A woman fills a bucket of wine the old-fashioned way at Monteverde’s Mercato San Giovanni di Dio. Photo by Marina Pascucci


Mussolini’s friends helped build this neighborhood which has been my home for the last four years. Il Duce even built Rome’s first public housing up the street from my apartment. Now it’s condos.

Monteverde is where you want to go to find nature. Go for a jog or a walk in the sprawling 450-acre Doria Pamphilj park featuring its 17th-century villa. 

Go to Gianicolo Hill for terrific views of the city, a great place to split a bottle of wine. See what a real old-fashioned Roman public market is like at Mercato San Giovanni di Dio where you can get the freshest produce in an authentic atmosphere you won’t find in the media.

Monteverde is divided between Monteverde Vecchio up the hill and Monteverde Nuova where I live just above Trastevere. The street grid is dull. The piazzas are few. But it’s a great place to get the feel of a real Roman neighborhood without a hint of tourism. Plus, it’s only a 10-minute tram ride from Centro Storico.

Where to eat: Bruno ai Quattro Venti (link to last week’s blog). Osteria dal 1931, Via di Donna Olimpia 44, 06-537-0032,, noon-3 p.m., 7:30-11 p.m. As the sign says, it’s been around for more than 90 years, still under the same family and serving up great Roman dishes in a space lined with pictures of celebrity diners such as Anthony Bourdain. It has a romantic garden setting outside.

Place to drink: Al Grammelot, Via Gracinto Carini 39, 06-580-9166,,, 10 a.m.-3 p.m., 6 p.m.-midnight Tuesday-Saturday, 6 p.m.-midnight Sunday. Don’t let the small space with 12 tables fool you.
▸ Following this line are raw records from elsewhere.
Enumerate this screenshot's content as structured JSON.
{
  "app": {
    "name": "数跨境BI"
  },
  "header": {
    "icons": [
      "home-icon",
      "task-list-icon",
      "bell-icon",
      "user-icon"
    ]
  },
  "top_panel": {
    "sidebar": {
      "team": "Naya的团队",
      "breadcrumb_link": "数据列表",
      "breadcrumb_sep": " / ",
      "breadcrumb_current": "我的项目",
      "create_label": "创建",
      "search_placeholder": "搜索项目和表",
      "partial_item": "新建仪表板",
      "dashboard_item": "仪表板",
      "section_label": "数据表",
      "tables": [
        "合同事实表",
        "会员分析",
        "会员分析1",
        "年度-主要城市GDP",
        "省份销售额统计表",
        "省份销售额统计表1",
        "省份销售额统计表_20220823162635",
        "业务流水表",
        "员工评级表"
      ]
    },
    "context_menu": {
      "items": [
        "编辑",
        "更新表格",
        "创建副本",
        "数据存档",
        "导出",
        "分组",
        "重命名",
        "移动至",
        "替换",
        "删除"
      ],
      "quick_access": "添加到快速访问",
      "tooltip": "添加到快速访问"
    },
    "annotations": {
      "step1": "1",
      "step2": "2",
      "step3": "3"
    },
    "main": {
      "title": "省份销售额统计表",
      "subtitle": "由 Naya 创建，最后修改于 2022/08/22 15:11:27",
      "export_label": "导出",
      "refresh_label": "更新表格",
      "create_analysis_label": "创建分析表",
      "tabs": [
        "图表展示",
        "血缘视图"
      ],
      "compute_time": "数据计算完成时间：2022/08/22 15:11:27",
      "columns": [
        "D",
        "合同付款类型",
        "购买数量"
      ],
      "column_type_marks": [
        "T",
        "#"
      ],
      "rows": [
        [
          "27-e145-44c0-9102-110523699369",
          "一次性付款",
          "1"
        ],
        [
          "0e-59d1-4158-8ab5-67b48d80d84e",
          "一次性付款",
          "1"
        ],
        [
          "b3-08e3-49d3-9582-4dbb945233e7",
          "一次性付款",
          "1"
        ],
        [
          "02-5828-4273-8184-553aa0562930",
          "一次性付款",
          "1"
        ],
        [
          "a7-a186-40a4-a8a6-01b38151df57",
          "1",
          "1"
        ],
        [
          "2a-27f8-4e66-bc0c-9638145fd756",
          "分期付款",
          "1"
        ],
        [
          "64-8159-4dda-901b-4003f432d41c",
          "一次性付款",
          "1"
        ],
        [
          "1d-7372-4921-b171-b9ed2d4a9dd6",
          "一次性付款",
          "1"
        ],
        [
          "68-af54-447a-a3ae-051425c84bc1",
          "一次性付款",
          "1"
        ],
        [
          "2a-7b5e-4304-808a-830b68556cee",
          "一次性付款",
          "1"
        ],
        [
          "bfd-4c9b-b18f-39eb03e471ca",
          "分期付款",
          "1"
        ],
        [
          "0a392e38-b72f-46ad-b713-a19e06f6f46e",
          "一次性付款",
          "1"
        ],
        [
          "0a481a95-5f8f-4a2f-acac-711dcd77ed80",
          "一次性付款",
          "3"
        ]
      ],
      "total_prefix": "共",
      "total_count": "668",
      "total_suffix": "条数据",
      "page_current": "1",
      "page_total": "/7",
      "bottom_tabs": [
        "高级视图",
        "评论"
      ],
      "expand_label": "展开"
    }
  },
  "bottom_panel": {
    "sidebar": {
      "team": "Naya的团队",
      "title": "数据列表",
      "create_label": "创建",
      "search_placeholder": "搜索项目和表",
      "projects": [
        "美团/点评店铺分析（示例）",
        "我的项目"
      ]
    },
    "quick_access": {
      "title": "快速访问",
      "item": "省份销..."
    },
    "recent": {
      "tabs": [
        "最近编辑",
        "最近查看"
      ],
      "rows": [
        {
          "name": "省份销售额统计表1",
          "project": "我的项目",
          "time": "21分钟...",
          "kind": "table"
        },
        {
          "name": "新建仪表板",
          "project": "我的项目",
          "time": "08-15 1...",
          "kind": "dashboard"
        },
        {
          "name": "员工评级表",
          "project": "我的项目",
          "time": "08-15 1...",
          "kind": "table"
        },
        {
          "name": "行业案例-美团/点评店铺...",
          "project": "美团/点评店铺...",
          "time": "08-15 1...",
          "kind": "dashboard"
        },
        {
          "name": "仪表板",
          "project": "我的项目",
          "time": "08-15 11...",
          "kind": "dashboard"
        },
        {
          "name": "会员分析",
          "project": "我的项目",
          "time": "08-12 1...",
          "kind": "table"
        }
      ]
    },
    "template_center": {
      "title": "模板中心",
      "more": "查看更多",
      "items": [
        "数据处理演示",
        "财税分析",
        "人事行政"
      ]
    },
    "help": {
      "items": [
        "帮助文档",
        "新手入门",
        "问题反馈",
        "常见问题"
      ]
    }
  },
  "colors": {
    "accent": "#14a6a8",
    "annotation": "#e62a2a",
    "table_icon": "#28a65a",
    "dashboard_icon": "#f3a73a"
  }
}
This former fruit and vegetable shop has 1,500 wines and eclectic appetizers such as fusaja (Roman beans) and porchetta (sizzling, suckling pig).